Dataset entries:
==*==
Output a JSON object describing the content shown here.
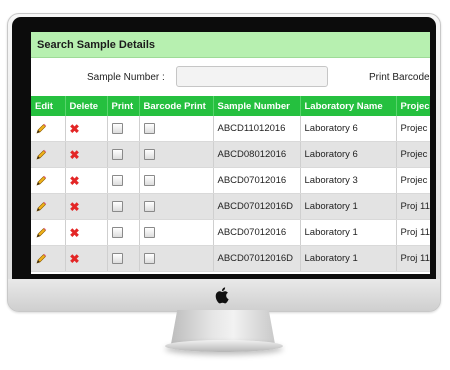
{
  "panel": {
    "title": "Search Sample Details"
  },
  "search": {
    "sample_number_label": "Sample Number :",
    "sample_number_value": "",
    "print_barcode_label": "Print Barcode"
  },
  "table": {
    "headers": [
      "Edit",
      "Delete",
      "Print",
      "Barcode Print",
      "Sample Number",
      "Laboratory Name",
      "Projec"
    ],
    "rows": [
      {
        "sample_number": "ABCD11012016",
        "laboratory": "Laboratory 6",
        "project": "Projec"
      },
      {
        "sample_number": "ABCD08012016",
        "laboratory": "Laboratory 6",
        "project": "Projec"
      },
      {
        "sample_number": "ABCD07012016",
        "laboratory": "Laboratory 3",
        "project": "Projec"
      },
      {
        "sample_number": "ABCD07012016D",
        "laboratory": "Laboratory 1",
        "project": "Proj 11"
      },
      {
        "sample_number": "ABCD07012016",
        "laboratory": "Laboratory 1",
        "project": "Proj 11"
      },
      {
        "sample_number": "ABCD07012016D",
        "laboratory": "Laboratory 1",
        "project": "Proj 11"
      }
    ]
  },
  "icons": {
    "edit": "pencil-icon",
    "delete": "delete-x-icon",
    "device": "apple-logo-icon"
  },
  "colors": {
    "header_green": "#25c03f",
    "title_green": "#b7f0b0",
    "delete_red": "#e32626"
  }
}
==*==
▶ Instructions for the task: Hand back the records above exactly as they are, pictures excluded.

▶ Solved problem:
Output a JSON object describing the content shown here.
{
  "panel": {
    "title": "Search Sample Details"
  },
  "search": {
    "sample_number_label": "Sample Number :",
    "sample_number_value": "",
    "print_barcode_label": "Print Barcode"
  },
  "table": {
    "headers": [
      "Edit",
      "Delete",
      "Print",
      "Barcode Print",
      "Sample Number",
      "Laboratory Name",
      "Projec"
    ],
    "rows": [
      {
        "sample_number": "ABCD11012016",
        "laboratory": "Laboratory 6",
        "project": "Projec"
      },
      {
        "sample_number": "ABCD08012016",
        "laboratory": "Laboratory 6",
        "project": "Projec"
      },
      {
        "sample_number": "ABCD07012016",
        "laboratory": "Laboratory 3",
        "project": "Projec"
      },
      {
        "sample_number": "ABCD07012016D",
        "laboratory": "Laboratory 1",
        "project": "Proj 11"
      },
      {
        "sample_number": "ABCD07012016",
        "laboratory": "Laboratory 1",
        "project": "Proj 11"
      },
      {
        "sample_number": "ABCD07012016D",
        "laboratory": "Laboratory 1",
        "project": "Proj 11"
      }
    ]
  },
  "icons": {
    "edit": "pencil-icon",
    "delete": "delete-x-icon",
    "device": "apple-logo-icon"
  },
  "colors": {
    "header_green": "#25c03f",
    "title_green": "#b7f0b0",
    "delete_red": "#e32626"
  }
}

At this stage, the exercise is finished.